Will and his friend jumped off their bikes and ran toward the Mai Kai. It wasn’t long before the manager yelled at them to stop climbing on the tikis.
The year was 1966. The Mai Kai was a decade old. The Federal Highway was a two lane road, and the gardens extended from the tiki palace out to the street. The outrigger canoe and featherstone tikis welcomed guests in the front yard. Will was nine years old, living just a few blocks away with his parents. His family, like many others, were Jersey transplants. For Will, it was the beginning of a lifelong love affair with tikis at the Mai Kai.

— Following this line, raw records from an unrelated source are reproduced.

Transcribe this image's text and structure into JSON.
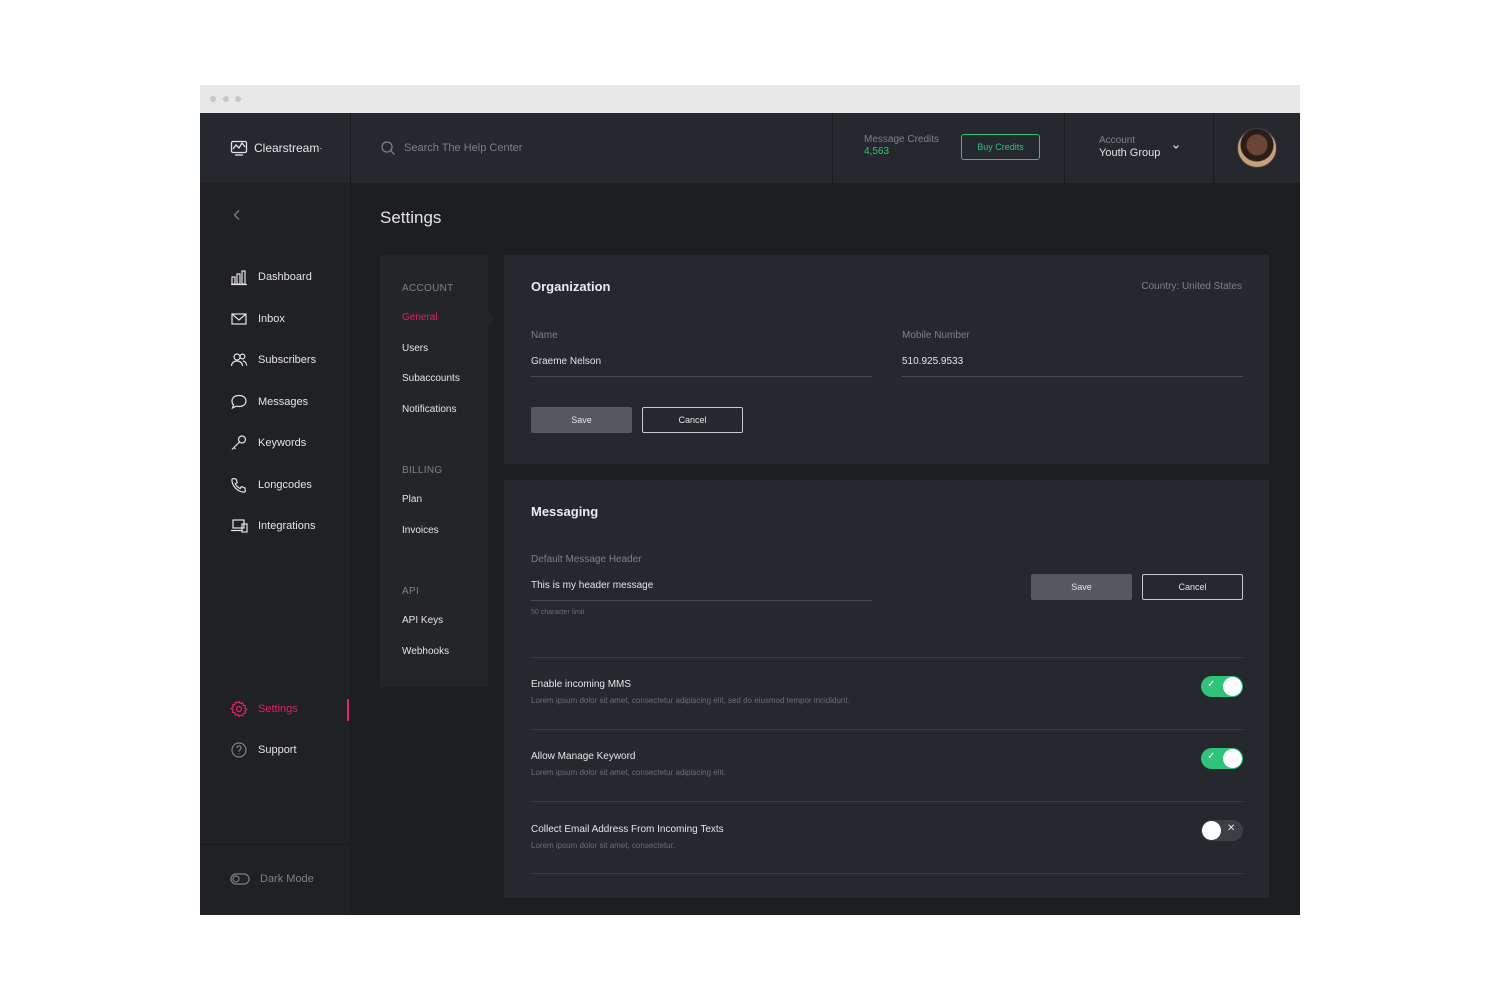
{
  "brand": {
    "name": "Clearstream",
    "trademark": "·"
  },
  "search": {
    "placeholder": "Search The Help Center"
  },
  "credits": {
    "label": "Message Credits",
    "value": "4,563",
    "buy_label": "Buy Credits"
  },
  "account": {
    "label": "Account",
    "name": "Youth Group"
  },
  "sidebar": {
    "items": [
      {
        "label": "Dashboard",
        "icon": "chart-icon"
      },
      {
        "label": "Inbox",
        "icon": "envelope-icon"
      },
      {
        "label": "Subscribers",
        "icon": "users-icon"
      },
      {
        "label": "Messages",
        "icon": "chat-icon"
      },
      {
        "label": "Keywords",
        "icon": "key-icon"
      },
      {
        "label": "Longcodes",
        "icon": "phone-icon"
      },
      {
        "label": "Integrations",
        "icon": "devices-icon"
      }
    ],
    "settings_label": "Settings",
    "support_label": "Support",
    "dark_mode_label": "Dark Mode"
  },
  "page": {
    "title": "Settings"
  },
  "subnav": {
    "account_heading": "ACCOUNT",
    "account_items": [
      "General",
      "Users",
      "Subaccounts",
      "Notifications"
    ],
    "billing_heading": "BILLING",
    "billing_items": [
      "Plan",
      "Invoices"
    ],
    "api_heading": "API",
    "api_items": [
      "API Keys",
      "Webhooks"
    ]
  },
  "organization": {
    "title": "Organization",
    "country": "Country: United States",
    "name_label": "Name",
    "name_value": "Graeme Nelson",
    "mobile_label": "Mobile Number",
    "mobile_value": "510.925.9533",
    "save_label": "Save",
    "cancel_label": "Cancel"
  },
  "messaging": {
    "title": "Messaging",
    "header_label": "Default Message Header",
    "header_value": "This is my header message",
    "hint": "50 character limit",
    "save_label": "Save",
    "cancel_label": "Cancel",
    "toggles": [
      {
        "title": "Enable incoming MMS",
        "desc": "Lorem ipsum dolor sit amet, consectetur adipiscing elit, sed do eiusmod tempor incididunt.",
        "on": true
      },
      {
        "title": "Allow Manage Keyword",
        "desc": "Lorem ipsum dolor sit amet, consectetur adipiscing elit.",
        "on": true
      },
      {
        "title": "Collect Email Address From Incoming Texts",
        "desc": "Lorem ipsum dolor sit amet, consectetur.",
        "on": false
      }
    ]
  },
  "colors": {
    "accent": "#e0245e",
    "success": "#2fc379",
    "background": "#1c1e22",
    "panel": "#25282d"
  }
}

One of Will’s first jobs was to replenish the cigarette machines in the reception area. The Mai Kai was a smoking place in more ways than one, so Will was there twice a week to keep the machine full. By the early 80s, Will struck a deal with “Mr. Mattei” (Kern Mattei Sr., the general manager) to install Will’s own exclusive cigarette machine. This one would remain in operation for forty plus years. In fact, those that know the Mai Kai well might remember where it used to be – on the wall next to the phone booth on the way to the gift shop. Week after week, Will would fill the machine, chat up the staff, and enjoy a routine trip to paradise.
A few years later, Will took up carving. He’d become fascinated by the many amazing tikis around Mai Kai, and wanted to try his hand at the craft. He reached out to Benzart to learn carving and quickly became his mentee. When you meet Will, you’ll learn he’s not shy. He tells a good yarn. On his next trip to restock the machines, he talked to Hazel at the Mai Kai gift shop.
“Hey Hazel! I’m carving tikis!”
Hazel was quick to respond. “Why don’t you bring one in?” Will brought in two. And when he came back a week later, they were gone. Turns out, the Mai Kai bought his work rather than selling them to their guests. Over time, the existing tikis were disintegrating and replacements were needed. These two tikis would be the first of many.
Next, Will was told that there were several rubber molds of the original tikis in the gardens stored in the warehouse. The original tikis had been created by carvers, likely Barney West, based on photographs by Friedrich Hewicker found in the 1954 book Oceanic Art. Will asked permission to take a mold home to make a tiki, but it took a year to convince the Mai Kai to make that happen. After getting the right 1-2-3 mix (1 part cement, 2 parts sand, a little less that 3 parts of gravel to get fine details), he cast the tiki, painted it, and brought it in. Over the next 10 – 15 years, Will would methodically check out each of the molds, produce the tiki or war club or paddle of that one mold, and bring them back. Over time, he fully replenished the gardens of the Mai Kai with more than 200 tikis.
Today, Will is a prolific carver. He has taught carving at the Hukilau for the past five years. Will dreams big and carves big. When I jumped out of my truck to greet him, the first carving I saw was a behemoth. Will had recently carved a giant tiki in the likeness of Rarotonga and his three sons standing on top of a Mai Kai Rum Barrel base. Rarotonga and the tiki next to him will join the three “Barney West size” (as Will likes to call them) tikis already at the Mai Kai. He hopes Rarotonga might sit on the pedestal that once held the beloved Barney West carving when the Mai Kai opens again. As we toured his yard and home, I saw hundreds of examples of his work with wood, cement, and Royal Palm fronds. As someone who loves the Mai Kai, I felt immediately at home. Familiar tikis surrounded me.
Will has his own copy of the book Oceanic Art to use as a reference for his craft. Inside his copy, you’ll find an inscription from Sven Kirsten which reads “For Will, who made the tikis in these pages come alive again! Create an army of tikis!”
That, he did.